Prohibition HistoryJust the word “prohibition” is enough to make most beer fans cringe.  I’ve never lived in a world where beer was against the law, but I sure know that I don’t want to. Prohibition was a big part of U.S. history however and if you’re a nerd like me, it’s pretty interesting to learn about it.

Since today marks 78 years since the Cullen-Harrison Act became law, allowing Americans to sell alcohol again, I’ve put together a bullet point history of prohibition formatted Twitter style (140 character or less sentences).

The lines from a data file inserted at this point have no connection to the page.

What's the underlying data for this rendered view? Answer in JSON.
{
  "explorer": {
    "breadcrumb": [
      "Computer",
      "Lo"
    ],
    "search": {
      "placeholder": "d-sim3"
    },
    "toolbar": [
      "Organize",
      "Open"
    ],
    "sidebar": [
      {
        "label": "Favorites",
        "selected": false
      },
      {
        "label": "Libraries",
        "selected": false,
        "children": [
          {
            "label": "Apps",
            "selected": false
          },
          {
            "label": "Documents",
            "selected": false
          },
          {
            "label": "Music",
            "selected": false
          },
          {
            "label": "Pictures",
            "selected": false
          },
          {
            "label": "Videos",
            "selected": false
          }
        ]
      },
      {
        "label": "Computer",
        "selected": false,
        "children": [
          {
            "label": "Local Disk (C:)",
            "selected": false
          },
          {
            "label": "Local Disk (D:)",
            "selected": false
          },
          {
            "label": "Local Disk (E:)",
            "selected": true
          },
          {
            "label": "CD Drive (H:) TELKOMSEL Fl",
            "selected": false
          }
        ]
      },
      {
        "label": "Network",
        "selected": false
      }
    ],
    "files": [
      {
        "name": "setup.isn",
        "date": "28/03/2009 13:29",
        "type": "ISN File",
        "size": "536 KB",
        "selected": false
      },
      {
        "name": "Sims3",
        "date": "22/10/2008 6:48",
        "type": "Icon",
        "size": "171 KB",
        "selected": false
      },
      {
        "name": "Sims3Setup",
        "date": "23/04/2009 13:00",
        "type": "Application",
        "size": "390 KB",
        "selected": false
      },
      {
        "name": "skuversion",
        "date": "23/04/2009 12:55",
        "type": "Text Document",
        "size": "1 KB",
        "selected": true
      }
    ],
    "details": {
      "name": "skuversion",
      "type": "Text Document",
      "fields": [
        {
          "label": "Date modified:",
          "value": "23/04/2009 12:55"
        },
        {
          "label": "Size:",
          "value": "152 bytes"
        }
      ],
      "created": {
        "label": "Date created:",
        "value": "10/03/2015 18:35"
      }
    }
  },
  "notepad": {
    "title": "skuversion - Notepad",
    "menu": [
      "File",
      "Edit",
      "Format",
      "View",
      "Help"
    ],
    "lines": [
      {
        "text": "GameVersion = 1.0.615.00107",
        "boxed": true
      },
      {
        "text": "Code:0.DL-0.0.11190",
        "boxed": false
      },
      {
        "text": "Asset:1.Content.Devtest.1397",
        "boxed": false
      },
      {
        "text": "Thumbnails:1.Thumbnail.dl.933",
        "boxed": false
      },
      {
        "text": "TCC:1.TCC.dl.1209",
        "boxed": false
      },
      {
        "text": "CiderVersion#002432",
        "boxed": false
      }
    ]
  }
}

  • 1830 – The average American drank 1.7 bottles of hard liquor a week (3 times the amount consumed in 2010)
  • 1840’s – The prohibition movement began lead by pietistic religious denominations
  • 1851 – The state of Maine banned the manufacturing and selling of liquor, but it was repelled in 1856
  • 1869 – Prohibition Party founded
  • 1873 – Women’s Christian Temperance Union founded
  • 1873 – 4131 Breweries were running in the U.S.
  • 1881 – Kansas became the first state to outlaw alcoholic beverages in its constitution
  • 1893 – The Anti-Saloon League is formed
  • December 1917 – Resolution was introduced & passed by congress calling for an amendment to accomplish nationwide prohibition
  • January 16, 1919 – The 18th Amendment had been ratified by 36 of the 48 states
  • October 28, 1919 – The amendment was implemented by the Volstead Act
  • January 16, 1920 – Prohibition began making it illegal to sell and transport alcohol in the U.S.
  • March 23, 1933 – President Roosevelt signed amendment to Volstead Act (Cullen-Harrison Act), allowing the manufacture and sale of “3.2 beer”
  • April 7, 1933 – The Cullen-Harrison Act became law (allowing beers up to 4% ABV to be manufactured)
  • April 8, 1933 – Anheuser-Busch, Inc. sent a team of Clydesdale horses to deliver a case of Budweiser to the White House
  • December 5, 1933 – The 21st Amendment repeals the 18th Ammendment
  • 1935 – Alcoholics Anonymous is founded

What are you drinking today in honor national beer day?